There are a range of cloud video platforms that allow you to benefit from cloud services on top of your storage. Examples include AI for translation and transcription, facial recognition, object recognition, live streaming services and more.
Management of Large Video Files is Much More Convenient
An hour of 4K video can be up to 22 GBs in size! If you need to share a video with someone through traditional means, you’d need to upload a 22 GB video and then share it ahead with your recipient. This person too would need to download the 22 GB video just to view it. The process can be time-consuming and gruesome.
Managing and streaming video in the cloud can be much more convenient. Again, through means of cloud video platforms, all you need to do is access your desired video from a browser, copy its link and share ahead. The recipients can easily view it through the browser, in the same way as they do on YouTube.
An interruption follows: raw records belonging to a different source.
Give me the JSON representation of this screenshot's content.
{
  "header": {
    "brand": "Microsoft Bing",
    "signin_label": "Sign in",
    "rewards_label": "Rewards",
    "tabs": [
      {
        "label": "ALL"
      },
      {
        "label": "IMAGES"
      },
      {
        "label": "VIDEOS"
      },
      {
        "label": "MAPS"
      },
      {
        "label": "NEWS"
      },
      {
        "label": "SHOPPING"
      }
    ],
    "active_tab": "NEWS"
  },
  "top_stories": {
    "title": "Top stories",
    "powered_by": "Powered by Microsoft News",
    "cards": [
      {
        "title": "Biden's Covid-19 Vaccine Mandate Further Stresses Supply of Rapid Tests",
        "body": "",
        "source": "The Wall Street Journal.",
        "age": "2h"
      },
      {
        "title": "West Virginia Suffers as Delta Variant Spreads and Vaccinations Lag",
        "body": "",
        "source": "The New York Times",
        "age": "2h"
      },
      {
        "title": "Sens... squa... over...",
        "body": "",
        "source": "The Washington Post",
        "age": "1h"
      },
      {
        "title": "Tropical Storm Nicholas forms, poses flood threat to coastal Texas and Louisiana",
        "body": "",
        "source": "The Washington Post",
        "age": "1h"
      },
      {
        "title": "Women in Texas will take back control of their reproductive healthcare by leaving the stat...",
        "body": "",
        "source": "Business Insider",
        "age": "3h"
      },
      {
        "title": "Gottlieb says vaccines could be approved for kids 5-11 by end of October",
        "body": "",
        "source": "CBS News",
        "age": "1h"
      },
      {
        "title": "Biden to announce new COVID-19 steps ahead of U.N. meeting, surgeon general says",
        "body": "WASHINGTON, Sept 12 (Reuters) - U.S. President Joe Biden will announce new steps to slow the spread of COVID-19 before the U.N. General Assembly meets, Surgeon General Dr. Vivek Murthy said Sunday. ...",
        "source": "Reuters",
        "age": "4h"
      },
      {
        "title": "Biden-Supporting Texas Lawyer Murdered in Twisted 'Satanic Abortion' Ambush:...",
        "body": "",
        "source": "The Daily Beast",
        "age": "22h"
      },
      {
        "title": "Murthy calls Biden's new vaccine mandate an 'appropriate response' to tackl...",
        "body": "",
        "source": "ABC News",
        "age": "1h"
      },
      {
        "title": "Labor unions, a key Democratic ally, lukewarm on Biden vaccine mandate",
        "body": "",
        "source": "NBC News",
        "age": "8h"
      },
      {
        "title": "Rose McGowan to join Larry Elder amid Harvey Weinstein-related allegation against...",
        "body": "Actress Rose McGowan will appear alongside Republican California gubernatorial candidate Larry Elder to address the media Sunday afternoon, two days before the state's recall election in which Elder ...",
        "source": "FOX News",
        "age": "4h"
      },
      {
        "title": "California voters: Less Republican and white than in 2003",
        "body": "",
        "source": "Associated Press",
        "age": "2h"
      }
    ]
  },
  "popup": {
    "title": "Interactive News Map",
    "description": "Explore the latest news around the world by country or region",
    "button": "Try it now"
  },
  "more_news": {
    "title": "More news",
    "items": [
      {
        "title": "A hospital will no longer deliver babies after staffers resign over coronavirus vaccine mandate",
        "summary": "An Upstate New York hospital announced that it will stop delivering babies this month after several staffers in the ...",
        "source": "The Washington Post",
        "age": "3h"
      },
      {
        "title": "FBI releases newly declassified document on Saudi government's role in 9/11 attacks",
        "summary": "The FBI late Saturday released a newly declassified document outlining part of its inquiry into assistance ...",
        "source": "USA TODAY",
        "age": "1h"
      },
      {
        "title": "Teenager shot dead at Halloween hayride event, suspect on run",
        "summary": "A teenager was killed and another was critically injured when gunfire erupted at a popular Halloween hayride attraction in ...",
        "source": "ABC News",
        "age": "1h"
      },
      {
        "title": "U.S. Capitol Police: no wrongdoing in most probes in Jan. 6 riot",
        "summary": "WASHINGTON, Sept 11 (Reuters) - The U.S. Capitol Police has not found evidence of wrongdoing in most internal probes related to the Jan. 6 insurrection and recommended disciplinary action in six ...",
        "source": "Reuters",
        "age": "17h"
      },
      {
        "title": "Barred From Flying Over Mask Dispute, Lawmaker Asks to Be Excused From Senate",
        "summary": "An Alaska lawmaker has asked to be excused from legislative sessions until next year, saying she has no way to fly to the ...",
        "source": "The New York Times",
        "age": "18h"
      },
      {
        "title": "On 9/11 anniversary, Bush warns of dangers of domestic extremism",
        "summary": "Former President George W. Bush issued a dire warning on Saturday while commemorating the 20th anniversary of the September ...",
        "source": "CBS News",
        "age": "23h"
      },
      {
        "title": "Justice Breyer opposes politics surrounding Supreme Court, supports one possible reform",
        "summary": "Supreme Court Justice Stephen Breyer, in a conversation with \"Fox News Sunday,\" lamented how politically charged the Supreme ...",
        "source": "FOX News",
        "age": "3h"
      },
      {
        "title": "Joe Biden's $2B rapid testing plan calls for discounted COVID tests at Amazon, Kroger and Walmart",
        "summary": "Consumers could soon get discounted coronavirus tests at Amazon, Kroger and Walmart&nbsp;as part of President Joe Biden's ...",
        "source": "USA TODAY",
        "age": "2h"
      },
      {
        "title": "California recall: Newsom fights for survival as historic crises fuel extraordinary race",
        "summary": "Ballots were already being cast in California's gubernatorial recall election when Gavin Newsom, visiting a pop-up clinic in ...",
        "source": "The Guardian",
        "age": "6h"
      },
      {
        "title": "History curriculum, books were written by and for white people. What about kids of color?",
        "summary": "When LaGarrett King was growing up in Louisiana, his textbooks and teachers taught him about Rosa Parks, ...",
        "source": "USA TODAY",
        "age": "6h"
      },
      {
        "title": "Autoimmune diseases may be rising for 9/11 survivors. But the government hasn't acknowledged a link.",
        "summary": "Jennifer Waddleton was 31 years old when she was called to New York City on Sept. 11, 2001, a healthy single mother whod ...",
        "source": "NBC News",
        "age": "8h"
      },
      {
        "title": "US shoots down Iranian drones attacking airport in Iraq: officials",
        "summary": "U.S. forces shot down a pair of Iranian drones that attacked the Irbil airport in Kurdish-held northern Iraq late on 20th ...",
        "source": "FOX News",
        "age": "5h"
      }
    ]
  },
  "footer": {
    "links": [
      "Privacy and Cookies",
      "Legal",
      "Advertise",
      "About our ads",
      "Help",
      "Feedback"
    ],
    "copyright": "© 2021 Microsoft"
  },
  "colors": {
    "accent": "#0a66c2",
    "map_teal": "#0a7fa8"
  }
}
It’s Crucial for Remote Work
It’s an issue if your videos are stored on local drives with no means to remotely access and collaborate on them. These can be on-boarding videos that you need to share with new hires or a recorded meeting that one of your colleagues missed. By storing videos in the cloud and accessing them through the internet, you enable your workforce to view and share videos from wherever they are located.
The Cloud is Highly Scalable
As discussed previously, video data is large in size. With increasing video usage in organizations, scaling up can be an issue as you would need to invest in additional storage infrastructure. This could be time consuming if additional hardware needs to be procured and installed. If you store and manage video in the cloud, this can be done easily and quickly as all you need to do is buy extra storage from your cloud provider.
If your total video storage is in TBs, then storing and managing them can be a costly affair. This is less of an issue in the cloud as you only pay for the amount of storage you use. Moreover, leading cloud providers offer tiering technology to move less-frequently used video assets to cold or archival storage, which costs less.
Security and Data Privacy
For various compliance requirements, you may need to implement technical safeguards on your own on-premise data center or local drives. Take encryption mechanisms for instance. This can be costly and a complicated process to implement. Leading cloud providers, on the other hand, have these in place to ensure fulfillment of compliance requirements. This is much more cost effective and less complicated to implement.
Data Backups and Availability
To safeguard your video data from hardware failures, accidents, natural disasters etc., it’s important to keep backups of your data. This can be costly and difficult to manage if you do it yourself. However, leading cloud providers provide you with a convenient service to replicate your data and keep copies of it in multiple locations.
The cloud has much more to offer as opposed to legacy systems. This blog discussed some of the reasons why your organization should consider moving video data to the cloud. Even if you have TBs of video data stored on local drives, moving the cloud is not much of an issue due to migration services offered by some of the leading cloud providers. This involves shipping hard drives to datacenters or using bulk upload tools that run in the background on desktop computers.
If you are looking to move video data to the cloud, we’d recommend opting for cloud video platform vendors that offer you the right applications, basically a YouTube-like interface to manage and stream your videos in the cloud directly.
Source@techsaa: Read more at: Technology Week Blog